Bake 45 minutes to 1 hour until golden brown.

What favorite recipe have you adapted to use seasonal ingredients?

January 9, 2013

Links to Share

Things I'm reading, thinking about, and working on this week...

- Oh boy, did I learn these lessons in a big way when I did landscape design. "Do You Really Need That Tough Customer?" by Tara Gentile

- What a lovely way to educate our young children about mega-fauna, environmental catastrophe through the ages, and the truth in myth. "The End Of A Chapter" by Brian Kallen at Restoring Mayberry  

- The Power of Concentration.

- Coming soon to an Etsy shop near you.

- How to make a notepad from junk mail.

- "...we’re not all competing for the same slice of pie." The Shocking Truth: I'm Not Your Competition by Carrie Dils

- Weirdly inspiring post from Cracked. 6 Harsh Truths That Will Make You A Better Person by David Wong

What are you working on this week?

January 3, 2013

Winter Solstice

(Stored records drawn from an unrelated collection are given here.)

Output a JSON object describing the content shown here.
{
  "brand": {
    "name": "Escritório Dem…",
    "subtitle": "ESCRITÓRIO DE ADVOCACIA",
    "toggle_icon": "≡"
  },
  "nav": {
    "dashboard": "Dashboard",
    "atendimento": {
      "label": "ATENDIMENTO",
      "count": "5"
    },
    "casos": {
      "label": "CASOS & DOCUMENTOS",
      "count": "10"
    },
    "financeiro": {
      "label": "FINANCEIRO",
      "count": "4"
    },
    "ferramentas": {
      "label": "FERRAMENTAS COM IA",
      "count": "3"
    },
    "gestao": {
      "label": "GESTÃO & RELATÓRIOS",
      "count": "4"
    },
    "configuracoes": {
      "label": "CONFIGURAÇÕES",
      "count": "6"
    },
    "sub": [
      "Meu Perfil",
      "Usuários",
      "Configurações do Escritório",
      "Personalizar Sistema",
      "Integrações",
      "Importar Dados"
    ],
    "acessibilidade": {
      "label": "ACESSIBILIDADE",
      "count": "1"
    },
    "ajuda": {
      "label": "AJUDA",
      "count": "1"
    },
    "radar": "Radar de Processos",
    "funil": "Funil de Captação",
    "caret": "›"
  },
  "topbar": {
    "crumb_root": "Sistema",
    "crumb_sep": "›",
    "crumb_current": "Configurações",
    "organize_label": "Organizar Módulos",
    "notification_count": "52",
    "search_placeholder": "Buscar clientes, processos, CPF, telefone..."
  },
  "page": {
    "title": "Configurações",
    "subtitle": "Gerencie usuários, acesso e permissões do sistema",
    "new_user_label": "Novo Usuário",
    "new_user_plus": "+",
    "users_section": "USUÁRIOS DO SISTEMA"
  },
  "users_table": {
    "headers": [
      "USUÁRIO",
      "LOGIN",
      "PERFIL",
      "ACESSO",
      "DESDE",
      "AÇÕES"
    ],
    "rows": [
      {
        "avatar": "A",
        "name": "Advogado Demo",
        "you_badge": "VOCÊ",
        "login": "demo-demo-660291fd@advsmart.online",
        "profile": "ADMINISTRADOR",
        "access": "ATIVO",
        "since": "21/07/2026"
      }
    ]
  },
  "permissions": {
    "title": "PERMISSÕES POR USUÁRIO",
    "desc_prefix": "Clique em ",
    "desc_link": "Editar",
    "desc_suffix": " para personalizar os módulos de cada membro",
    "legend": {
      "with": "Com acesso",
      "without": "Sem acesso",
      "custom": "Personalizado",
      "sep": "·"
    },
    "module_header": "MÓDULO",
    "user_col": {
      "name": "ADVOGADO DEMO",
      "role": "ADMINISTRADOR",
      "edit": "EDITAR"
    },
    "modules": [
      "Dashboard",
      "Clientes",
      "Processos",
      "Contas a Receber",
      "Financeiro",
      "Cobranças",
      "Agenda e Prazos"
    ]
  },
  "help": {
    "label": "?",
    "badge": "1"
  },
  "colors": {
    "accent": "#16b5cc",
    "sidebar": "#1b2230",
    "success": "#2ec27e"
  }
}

pecan tree
We decided a few years ago that rather than celebrating Christmas and Easter (at least as a family... we still celebrate those other holidays with extended family and friends who observe them), which have no religious significance for us, we would celebrate the solstices (solstici?) and equinoxes. Last winter solstice was the first one scheduled and we had great plans but with a very new baby all we had energy for was cooking dinner and lighting a candle. This year Poppyseed is 1 and while we're not (quite) as exhausted, I don't have a lot of time to prep a big fiesta so this is what we did:

1. Took a walk (we do that every day but this was a festive walk!)
2. Watched the sunset to say goodby to the shortest day and hello to the longest night
3. Ate a seasonal feast (tacos with roasted duck, cabbage cilantro slaw, and roasted carrots)
4. Opened solstice presents
5. Picked greenery to decorate the house (holly, bay, and Mexican firebush)

a lichen covered stick we found on our walk

Next year, if the 2 year old allows, I hope to add solstice cookie making and seed starting to the mix. In this part of the country, not only can I continually grow kale, lettuce, and such through winter but, if I want large tomato and pepper plants to put in the ground come frost free time then I need to start them nowish (because the frost free date is only 2.5 months away)!

Here are some more pictures from our Winter Solstice.

January 2, 2013

Tiny Art Supplies

My mom is the queen of stockings. They're fantastic. Each year she finds amazing, useful, adorable, and unusual small items to fill them to overflowing. There are complex wind-up toys (some of which emit sparks!), glow in the dark decals for wellies, chip-clips that moo, band-aids shaped like monkeys...

...and tiny art supplies. Here is a selection from the past few years, shown with a spool of thread for perspective.

Yes, those are tiny tins of water colors, an itty bitty canvas, microscopic colored pencils, and slightly larger but still small (and awesome because they're twigs) colored pencils.

Can't wait for next year!